Dear Mr. Premack: Every day on the news we are watching political maneuvering over Obamacare. The law is legal says the supreme court. What we can’t figure out is why the news tells us it is so unpopular. Personally, I’ve paid for major medical health insurance for myself and my wife now for decades; it is the only responsible thing to do. I’ve always felt sympathy for people who can’t get insurance because they are ill (no coverage just when they need it!) or people whose insurance coverage runs out in the middle of a major illness. I also don’t get the howling about socialism under this new law. It’s not like the law created a Canadian-style health care system. Obamacare kept health coverage private under non-governmental insurance companies that have been in business for decades. It just requires that more people buy insurance and provides a way for them to find and afford the coverage. If people want to howl about socialism, why aren’t they angry about huge tax credits to corporations that pay no taxes in the first place? Why aren’t they beating down Congress’s door to repeal Social Security? Why does the government run and own hospitals to provide free care for military retirees? (Yes, I know they earned it through their service, and that’s the point. The government could say “Hey, we paid you a salary when you were on active duty. Now that you are retired, find services from the private sector” but it doesn’t, and few think this taxpayer-funded and government-run medical system for military retirees is socialism. In fact, they expect it and would howl if it was taken away!) I have worked hard my whole life, and on average have paid about $50k every year in income taxes. That is about 4 months of every year of my life where all of my work, toil and effort has been given to the government, and over 40 years means I’ve worked for the government for about 13 years. I get roads. I get protection from invaders. I get a space program. I get meat inspection and many other services. Are what I receive “socialist” programs, or are they just an effective way of governing ourselves? I just don’t see that Obamacare is such an aberration that it is worth all this anger. Telling everyone to buy insurance (or pay a tax instead) is forcing them to act like real Americans by being responsible for themselves! Wasn’t it President Nixon (not a liberal) who, in 1974, said “Comprehensive health insurance is an idea whose time has come in America”? (Maybe if he hadn’t been involved in Watergate, his health care bill would have passed and we wouldn’t be having this debate today.) – A.R.

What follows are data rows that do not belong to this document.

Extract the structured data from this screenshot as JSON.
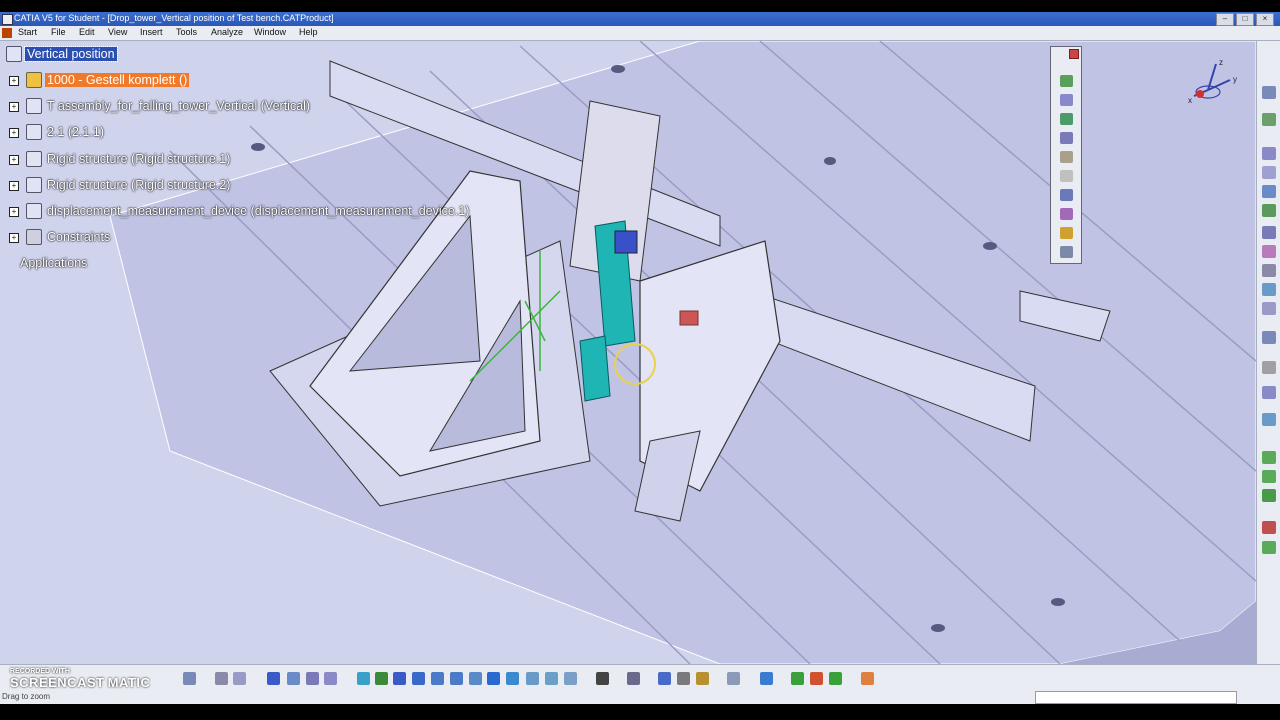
{
  "window": {
    "title": "CATIA V5 for Student - [Drop_tower_Vertical position of Test bench.CATProduct]",
    "buttons": [
      "–",
      "□",
      "×"
    ]
  },
  "menu": {
    "items": [
      "Start",
      "File",
      "Edit",
      "View",
      "Insert",
      "Tools",
      "Analyze",
      "Window",
      "Help"
    ]
  },
  "tree": {
    "root": "Vertical position",
    "nodes": [
      "1000 - Gestell komplett ()",
      "T assembly_for_falling_tower_Vertical (Vertical)",
      "2.1 (2.1.1)",
      "Rigid structure (Rigid structure.1)",
      "Rigid structure (Rigid structure.2)",
      "displacement_measurement_device (displacement_measurement_device.1)",
      "Constraints",
      "Applications"
    ]
  },
  "status": {
    "text": "Drag to zoom"
  },
  "watermark": {
    "small": "RECORDED WITH",
    "big": "SCREENCAST",
    "suffix": "MATIC"
  },
  "compass": {
    "axes": [
      "z",
      "y",
      "x"
    ]
  },
  "colors": {
    "viewport": "#cfd3ec",
    "selection": "#2a4fb0",
    "highlight": "#f07a2a",
    "cyan_part": "#1fb5b5"
  }
}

You don’t leave me much room to reply. In 1974, President Nixon proposed a bill with many provisions as are in the Affordable Care Act (ACA). No one would have called Nixon a socialist. You are pointing out that instead of viewing the ACA as a solution and seeking to understand its impact, the ACA is being vilified for political gain. Negative reports lead to negative perceptions, and most polls show that about 50% of respondents want Obamacare repealed. But as Forbes Magazine said (March 27), “The main provisions of the law have not kicked in yet… So many don’t really know what Obamacare is, or it how it might affect them personally. What they do know has been shaped by a political conversation sharply tilted against the law…”.

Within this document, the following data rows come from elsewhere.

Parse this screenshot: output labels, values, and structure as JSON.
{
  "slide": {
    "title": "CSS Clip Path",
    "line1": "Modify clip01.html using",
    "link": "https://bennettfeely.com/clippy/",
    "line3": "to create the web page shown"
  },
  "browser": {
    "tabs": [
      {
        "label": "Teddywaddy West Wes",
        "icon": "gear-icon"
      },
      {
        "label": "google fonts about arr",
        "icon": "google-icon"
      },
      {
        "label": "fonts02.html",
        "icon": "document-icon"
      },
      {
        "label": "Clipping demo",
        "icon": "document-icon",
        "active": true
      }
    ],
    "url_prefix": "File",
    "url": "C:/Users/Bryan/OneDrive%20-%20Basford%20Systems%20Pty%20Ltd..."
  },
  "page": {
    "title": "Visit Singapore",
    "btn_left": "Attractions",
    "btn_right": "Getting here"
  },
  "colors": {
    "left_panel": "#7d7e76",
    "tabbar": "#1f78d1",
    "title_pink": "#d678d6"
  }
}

The Supreme Court issued a disjointed ruling that the ACA is constitutional. Many feel that despite its legality, they would gain more by its repeal. But before taking that road, we should consult history: President Reagan signed the Medicare Catastrophic Coverage Act in 1988 imposing a tax increase around $66/month to allow Medicare to pay for nursing home expenses. It was opposed by insurance companies and AARP, which agitated for and won its repeal. As today, no alternative bill was offered. Today, many elders struggle either to pay up to $8000/month to nursing homes, to pay a large premium for long-term care insurance or to deal with the poverty they must face before Medicaid is available.

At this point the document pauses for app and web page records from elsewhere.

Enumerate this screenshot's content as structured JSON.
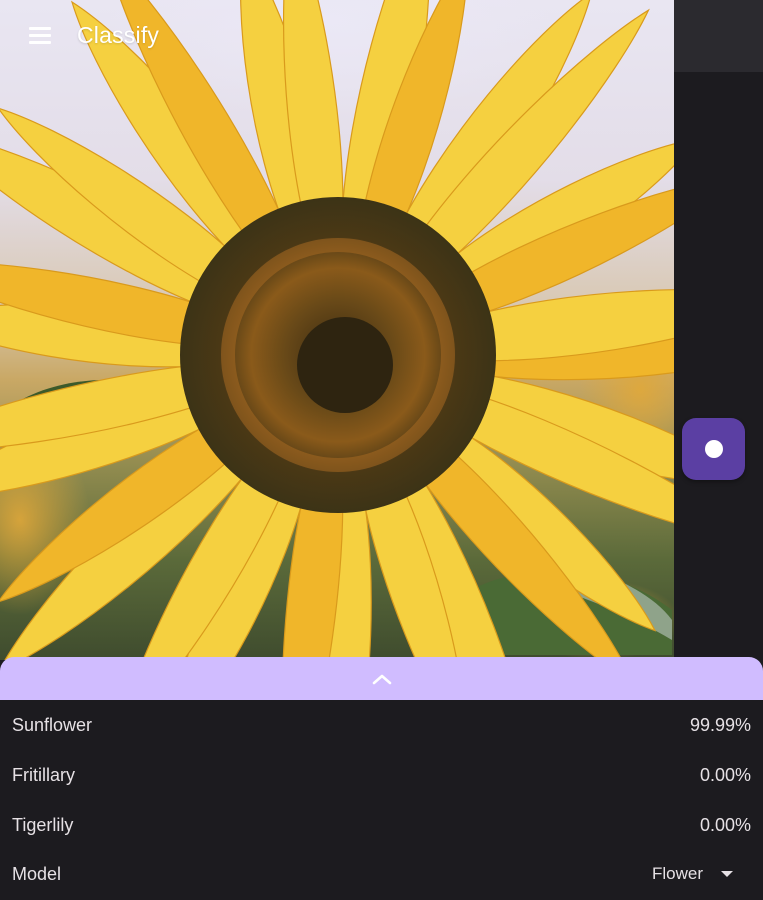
{
  "app_bar": {
    "title": "Classify",
    "menu_icon": "hamburger-menu-icon"
  },
  "camera": {
    "capture_icon": "capture-dot-icon",
    "accent": "#5b3fa3"
  },
  "sheet": {
    "handle_color": "#d0bcff",
    "expand_icon": "chevron-up-icon"
  },
  "results": [
    {
      "label": "Sunflower",
      "score": "99.99%"
    },
    {
      "label": "Fritillary",
      "score": "0.00%"
    },
    {
      "label": "Tigerlily",
      "score": "0.00%"
    }
  ],
  "model": {
    "label": "Model",
    "selected": "Flower",
    "dropdown_icon": "caret-down-icon"
  }
}
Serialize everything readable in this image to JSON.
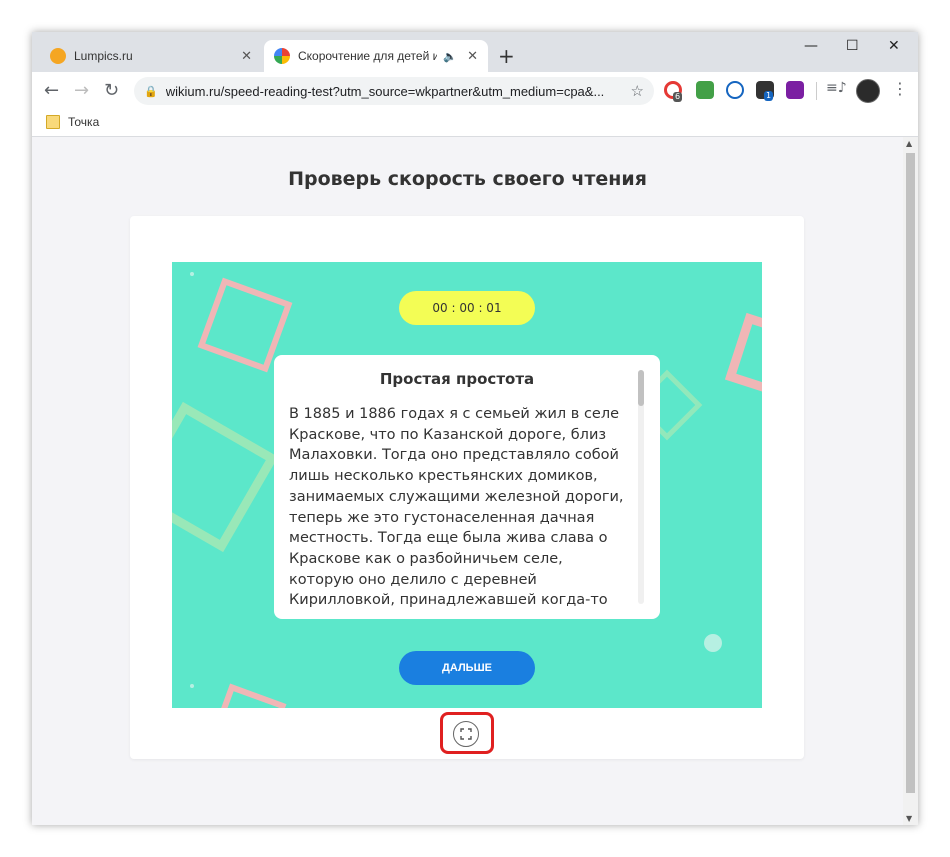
{
  "browser": {
    "tabs": [
      {
        "title": "Lumpics.ru",
        "active": false
      },
      {
        "title": "Скорочтение для детей и в",
        "active": true,
        "audio": true
      }
    ],
    "new_tab_label": "+",
    "window_controls": {
      "minimize": "—",
      "maximize": "☐",
      "close": "✕"
    },
    "address": "wikium.ru/speed-reading-test?utm_source=wkpartner&utm_medium=cpa&...",
    "extensions": {
      "badge_1": "6",
      "badge_4": "1"
    },
    "bookmarks": [
      {
        "label": "Точка"
      }
    ]
  },
  "page": {
    "heading": "Проверь скорость своего чтения",
    "timer": "00 : 00 : 01",
    "text_title": "Простая простота",
    "text_body": "В 1885 и 1886 годах я с семьей жил в селе Краскове, что по Казанской дороге, близ Малаховки. Тогда оно представляло собой лишь несколько крестьянских домиков, занимаемых служащими железной дороги, теперь же это густонаселенная дачная местность. Тогда еще была жива слава о Краскове как о разбойничьем селе, которую оно делило с деревней Кирилловкой, принадлежавшей когда-то знаменитой",
    "next_button": "ДАЛЬШЕ"
  },
  "colors": {
    "stage_bg": "#5ce7ca",
    "timer_bg": "#f3fd55",
    "button_bg": "#1a7fe0",
    "highlight": "#e02020"
  }
}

For now, we have the ACA. Even the ACA did not cure the repeal of Reagan’s 1988 law. But it does provide expanded benefit to Seniors on Medicare. The federal Dept. of Health and Human Services website “healthcare.gov” summarizes the benefits as:
Reducing fraud and waste, which will extend the trust fund’s financial health to 2024
Controlling cost overruns in Medicare Advantage plans, which cost the taxpayers more than traditional Medicare
New preventive health services like an annual wellness doctor appointment, assistance to stop smoking, and no deductible or copay for various tests (like mammograms and diabetes screening)
More affordable prescriptions with more aggressive discounts on drugs, and the $250 rebate many received back in 2010. Reports show Seniors have saved an average of $837 each so far in 2012 through discounts and the gradual elimination of the coverage “donut-hole” gap.
Paul Premack is a Certified Elder Law Attorney and a Five Star Wealth Manager (Texas Monthly Magazine 2009-2012) practicing estate planning and probate law in San Antonio.
Original Publication: San Antonio Express News, July 16, 2012